  • ATCC is currently in the process of updating the nomenclature used in our catalog to reflect this phylogenomically modernized taxonomy.

5/23/2018

Toronto ON

At the 8th annual Cedarlane Life Science & Medical Lab Expo you can see what’s new in your area of research and chat with industry experts.

6/7/2018 — 6/11/2018

Atlanta GA

Booth: 1510 & 1514

ASM Microbe 2018 (June 7-11, 2017, Atlanta, GA) showcases the best microbial sciences in the world, and provides a one-of-a-kind forum to explore the complete spectrum of microbiology from basic science to translation and application.

6/11/2018 — 6/14/2018

Manassas, VA

The ATCC-GMU School of System Biology annual workshop is designed to provide an overview of Best Practices in Cell Culture through classroom presentation and laboratory work. This Workshop is intended for trainees with no prior experience in basic cell culture techniques.

Topics include the following Best Practices for:

  • Designing and using laboratory space for cell culture
  • Receiving and managing cells in culture
  • Naming cell lines
  • Selecting media for culturing mammalian cell
  • Authenticating cell lines
  • Detecting and mitigating the risk of cell culture contaminants
  • Cryopreserving, thawing and recovering and assessing cells
  • Storing and shipping cryopreserved cells
ATCC scientist examining a container of media

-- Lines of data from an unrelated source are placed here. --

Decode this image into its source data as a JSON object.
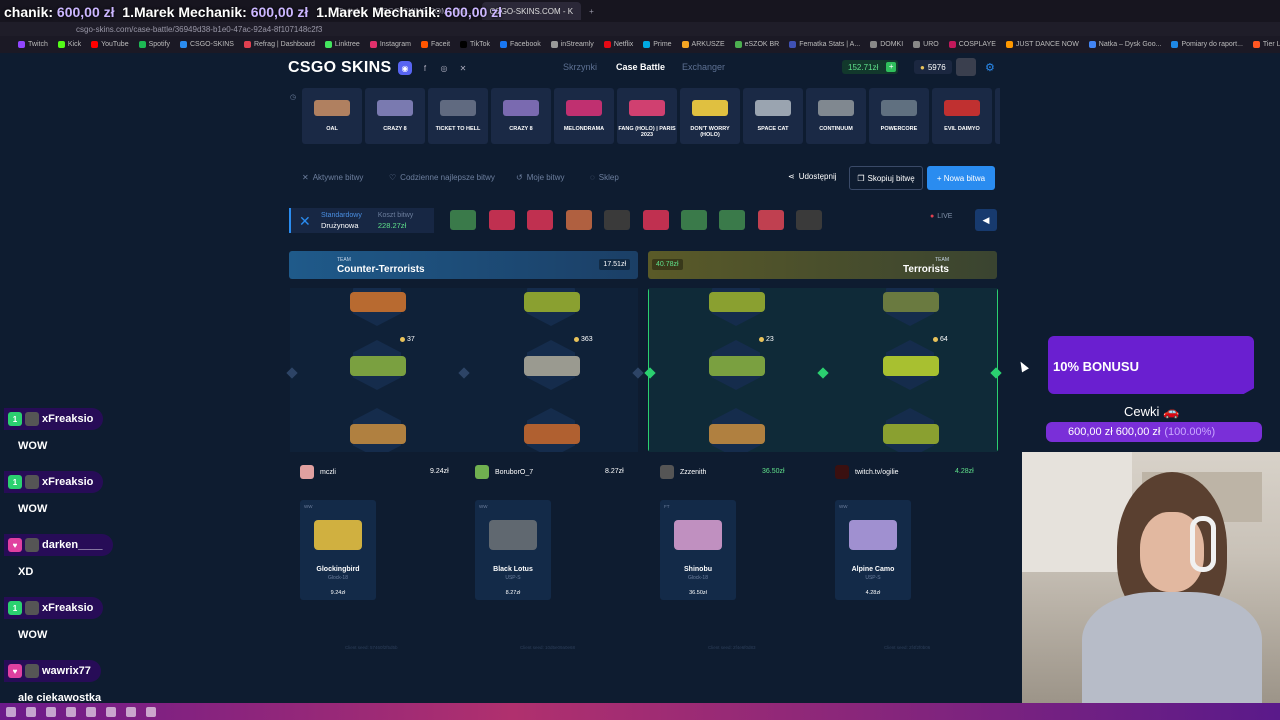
{
  "overlay": {
    "title_prefix": "chanik:",
    "title_amount": "600,00 zł",
    "title_mid": "1.Marek Mechanik:",
    "title_amount2": "600,00 zł",
    "title_mid2": "1.Marek Mechanik:",
    "title_amount3": "600,00 zł"
  },
  "browser": {
    "tabs": [
      {
        "label": "Twitch"
      },
      {
        "label": "CSGO-SKINS.COM - Naj..."
      },
      {
        "label": "CSGO-SKINS.COM - K"
      }
    ],
    "url": "csgo-skins.com/case-battle/36949d38-b1e0-47ac-92a4-8f107148c2f3",
    "bookmarks": [
      "Twitch",
      "Kick",
      "YouTube",
      "Spotify",
      "CSGO-SKINS",
      "Refrag | Dashboard",
      "Linktree",
      "Instagram",
      "Faceit",
      "TikTok",
      "Facebook",
      "inStreamly",
      "Netflix",
      "Prime",
      "ARKUSZE",
      "eSZOK BR",
      "Fematka Stats | A...",
      "DOMKI",
      "URO",
      "COSPLAYE",
      "JUST DANCE NOW",
      "Natka – Dysk Goo...",
      "Pomiary do raport...",
      "Tier List Maker for..."
    ]
  },
  "site": {
    "logo": "CSGO SKINS",
    "nav": [
      {
        "label": "Skrzynki"
      },
      {
        "label": "Case Battle"
      },
      {
        "label": "Exchanger"
      }
    ],
    "balance": "152.71zł",
    "coins": "5976"
  },
  "drop": [
    {
      "name": "OAL"
    },
    {
      "name": "CRAZY 8"
    },
    {
      "name": "TICKET TO HELL"
    },
    {
      "name": "CRAZY 8"
    },
    {
      "name": "MELONDRAMA"
    },
    {
      "name": "FANG (HOLO) | PARIS 2023"
    },
    {
      "name": "DON'T WORRY (HOLO)"
    },
    {
      "name": "SPACE CAT"
    },
    {
      "name": "CONTINUUM"
    },
    {
      "name": "POWERCORE"
    },
    {
      "name": "EVIL DAIMYO"
    },
    {
      "name": "CHO"
    }
  ],
  "battle_tabs": {
    "active_battles": "Aktywne bitwy",
    "daily": "Codzienne najlepsze bitwy",
    "mine": "Moje bitwy",
    "shop": "Sklep",
    "share": "Udostępnij",
    "copy": "Skopiuj bitwę",
    "new": "+ Nowa bitwa"
  },
  "info": {
    "mode_top": "Standardowy",
    "mode_bottom": "Drużynowa",
    "cost_label": "Koszt bitwy",
    "cost": "228.27zł",
    "live": "LIVE"
  },
  "teams": {
    "ct": {
      "small": "TEAM",
      "name": "Counter-Terrorists",
      "value": "17.51zł"
    },
    "t": {
      "small": "TEAM",
      "name": "Terrorists",
      "value": "40.78zł"
    }
  },
  "lanes": [
    {
      "coins": "37"
    },
    {
      "coins": "363"
    },
    {
      "coins": "23"
    },
    {
      "coins": "64"
    }
  ],
  "players": [
    {
      "name": "mczli",
      "value": "9.24zł"
    },
    {
      "name": "BoruborO_7",
      "value": "8.27zł"
    },
    {
      "name": "Zzzenith",
      "value": "36.50zł"
    },
    {
      "name": "twitch.tv/ogilie",
      "value": "4.28zł"
    }
  ],
  "wins": [
    {
      "q": "WW",
      "name": "Glockingbird",
      "sub": "Glock-18",
      "value": "9.24zł"
    },
    {
      "q": "WW",
      "name": "Black Lotus",
      "sub": "USP-S",
      "value": "8.27zł"
    },
    {
      "q": "FT",
      "name": "Shinobu",
      "sub": "Glock-18",
      "value": "36.50zł"
    },
    {
      "q": "WW",
      "name": "Alpine Camo",
      "sub": "USP-S",
      "value": "4.28zł"
    }
  ],
  "stream": {
    "bonus": "10% BONUSU",
    "goal_name": "Cewki 🚗",
    "goal_amount": "600,00 zł  600,00 zł",
    "goal_pct": "(100.00%)"
  },
  "chat": [
    {
      "user": "xFreaksio",
      "msg": "WOW"
    },
    {
      "user": "xFreaksio",
      "msg": "WOW"
    },
    {
      "user": "darken____",
      "msg": "XD"
    },
    {
      "user": "xFreaksio",
      "msg": "WOW"
    },
    {
      "user": "wawrix77",
      "msg": "ale ciekawostka"
    }
  ],
  "colors": {
    "accent": "#2a8cf0",
    "green": "#2bd070",
    "purple": "#6a1fd0"
  }
}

This 4-day workshop employs an integrated approach – utilizing hands-on training to reinforce lecture material – enabling trainees to translate culture techniques into applications in their own laboratories.

7/14/2018 — 7/18/2018

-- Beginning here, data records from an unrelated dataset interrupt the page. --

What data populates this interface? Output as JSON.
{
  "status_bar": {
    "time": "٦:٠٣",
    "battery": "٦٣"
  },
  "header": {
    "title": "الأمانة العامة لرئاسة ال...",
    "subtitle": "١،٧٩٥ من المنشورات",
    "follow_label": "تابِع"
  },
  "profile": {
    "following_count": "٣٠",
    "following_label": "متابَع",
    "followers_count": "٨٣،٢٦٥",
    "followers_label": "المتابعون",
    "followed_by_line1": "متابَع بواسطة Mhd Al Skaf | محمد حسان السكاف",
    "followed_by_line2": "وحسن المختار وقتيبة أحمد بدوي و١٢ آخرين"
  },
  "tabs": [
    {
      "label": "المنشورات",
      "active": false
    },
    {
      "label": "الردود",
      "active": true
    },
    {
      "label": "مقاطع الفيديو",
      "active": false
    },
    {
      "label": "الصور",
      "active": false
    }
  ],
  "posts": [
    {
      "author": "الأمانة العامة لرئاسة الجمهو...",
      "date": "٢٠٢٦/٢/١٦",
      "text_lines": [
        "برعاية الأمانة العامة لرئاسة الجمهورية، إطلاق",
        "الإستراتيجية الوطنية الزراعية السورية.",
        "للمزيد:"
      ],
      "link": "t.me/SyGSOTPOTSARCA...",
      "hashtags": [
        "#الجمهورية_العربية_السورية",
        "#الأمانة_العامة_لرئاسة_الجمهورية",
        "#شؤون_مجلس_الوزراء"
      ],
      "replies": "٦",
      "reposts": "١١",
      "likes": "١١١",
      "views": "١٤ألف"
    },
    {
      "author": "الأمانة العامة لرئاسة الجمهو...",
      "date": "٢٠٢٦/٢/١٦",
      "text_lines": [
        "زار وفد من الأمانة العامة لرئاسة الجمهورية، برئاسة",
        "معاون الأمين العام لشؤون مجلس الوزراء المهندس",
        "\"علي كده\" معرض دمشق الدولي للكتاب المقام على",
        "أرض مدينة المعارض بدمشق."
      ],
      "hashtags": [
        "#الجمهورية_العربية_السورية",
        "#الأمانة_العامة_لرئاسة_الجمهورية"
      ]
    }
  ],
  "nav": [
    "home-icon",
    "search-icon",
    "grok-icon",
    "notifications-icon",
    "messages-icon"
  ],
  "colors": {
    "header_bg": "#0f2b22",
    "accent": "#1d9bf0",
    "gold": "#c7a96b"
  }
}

College Park MD

ASTMH 67th Annual Meeting 2018

Precision Medicine Starts Here

10/28/2018 — 11/1/2018

New Orleans LA

The ASTMH Annual Meeting is a five-day educational conference that draws nearly 4,500 attendees -researchers, physicians in global health and tropical and travel disease, military personnel and public health officials from around the world.

AMP 2018

AMP 2018

11/1/2018 — 11/3/2018

San Antonio, TX

Booth: 701

AMP 2018 brings together key researchers in every aspect of molecular diagnostics, including Interpretation & Reporting of Molecular Diagnostic Tests, Assay Development, Validation & Performance, & Translational Research.